Jewish assimilation — the loss of followers through attrition, absorption into other faiths, or the practice of no faith — harkens back to Joseph, the first Israelite to live in a diaspora. In Mikeitz, we read how Joseph adopted Egyptian customs and clothes, took an Egyptian wife, and was given the Egyptian name Zaphenath-paneah (Genesis 41:45), a sign of acceptance into Egyptian society. Joseph offers us a window into the broad spectrum of Jewish affiliation and practice that exists today.

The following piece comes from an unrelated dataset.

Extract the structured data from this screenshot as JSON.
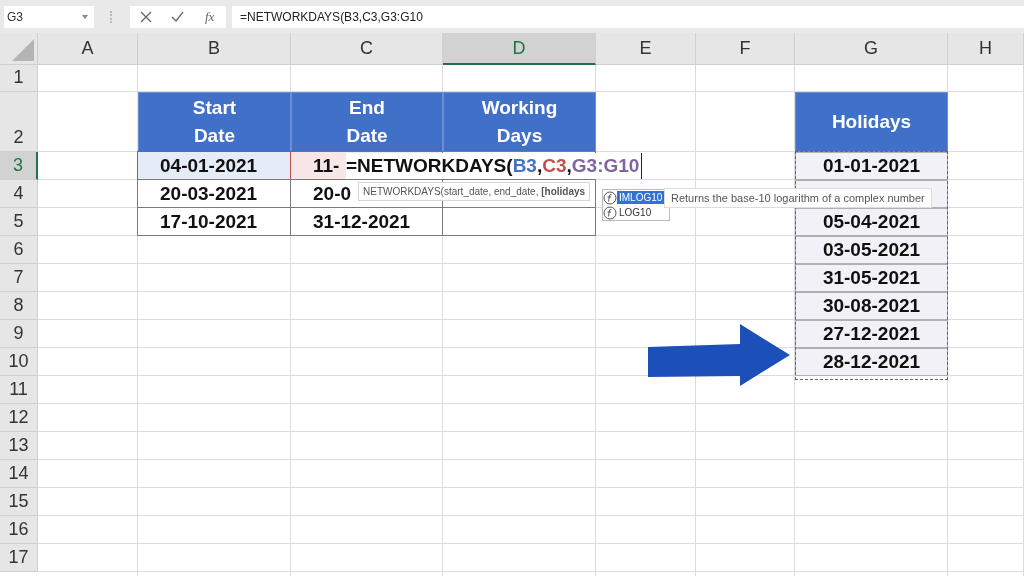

In Mikeitz we see that Joseph is not an example of assimilation, but rather an example of acculturation and adaption that defines modern Judaism. Joseph attributed his success to God. He navigated the intersection between Judaism and diaspora, overcoming the desire to focus on the supremacy of self and through him our people grew mighty and numerous.